As we roll full steam into the New Year 2019 it helps to be aware of a handful of changes related to taxes and tax-deductible contributions to 401k plans, IRAs and the like.
Important to recognize (when in a calm state of mind) is that with last year’s introduction of one of the most sweeping tax law changes in decades, filing for tax year 2018 may contain both pain, in terms of lost SALT deductions, and valuable lessons for how to proceed in tax year 2019. In the meantime, consider the following.*
In tax year 2019, the maximum contributions to 401k and IRA accounts have increased to:
- IRA max of $6,000 (up from $5,500) although the additional $1,000 “catch-up” contribution for those 50 and over remains the same.
- Last year’s 2018 IRA contributions can be made all the way up until April 15th – and remember the spousal contribution (may or may not be tax-deductible).
- 401k max of $19,000 (up from $18,500) with the additional $6,000 “catch-up” remaining the same.
- The strategy of splitting your 401k contribution between the Traditional (pre-tax) and Roth (after-tax) 401k is increasingly worth considering.
- This strategy is regardless of your age or income level.
Maxing out (to the extent you can) in these vehicles can help minimize taxes in the present or the long-term (after age 65)… or both. Not to mention long-term increased savings, especially for younger people.
Roth IRA conversions (including partial conversions) still make a great deal of sense – on a case by case basis. Bottom line, a conversion leads to increased taxable income in the year of conversion in an attempt to greatly reduce taxable income in the future. Currently no income limits on Roth IRA conversions.

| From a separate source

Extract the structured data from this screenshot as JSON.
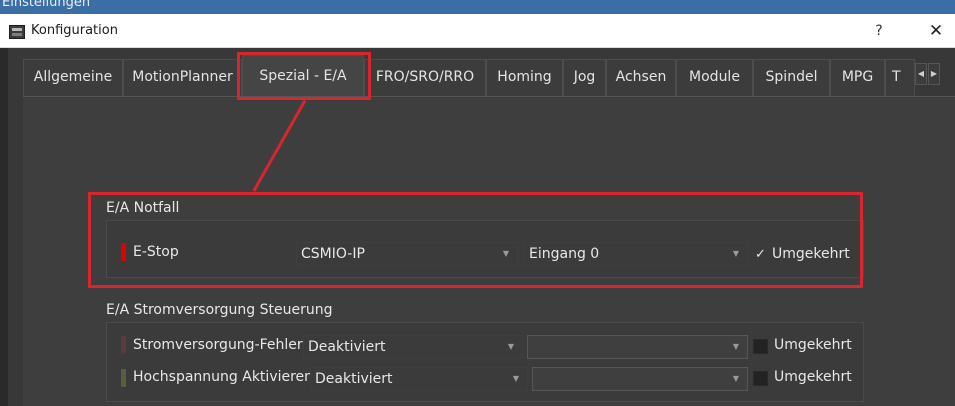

Other Items Worth Considering
Charitable Gifting can be a way to recoup lost deductions if “bunched”. This strategy will become more popular for those for whom charitable gifting, along with other itemized deductions, exceeds the standard deduction and the amounts are substantial enough over 2+ year spans. In effect, bunching 2 or more years of charitable gifts into a single year could trigger your ability to itemize and deduct those charitable contributions.
- For those over age 70½ and taking RMDs (required minimum distributions) consider making Qualified Charitable Distributions (QCDs) from your IRA before you take your RMD. If made directly to a qualified charitable organization those QCDs do not count as taxable distributions and count toward the RMD.
Health Savings Accounts, or HSAs, remain deductible and reduce taxable income.
Self-employed people may enjoy higher maximums for tax-deductible contributions to retirement plans like SEPs. Special rules apply to SEPs.
Major (and I mean MAJOR) gifts to family of personal or business assets: Back in 2018, the IRS raised the federal estate and gift tax limit to $11.1 million per person. Where this could apply to you is if you own a business that will be sold in the future and you could gift designated assets now to reduce future taxes to your estate.
- More down to earth, the annual gift exclusion amount is $15,000. Lots of people mistake these gifts as tax-deductible to the giver. They are not – and were not previously. The gift is tax-free to the recipient.
Taxes are rarely fun to think about. Yet taxes will always be part of a successful investment strategy. In considering strategies like these and others – ALWAYS run by your CPA or tax advisor – taxes can be managed and minimized over time.
*Consult your CPA or tax adviser for ALL tax advice.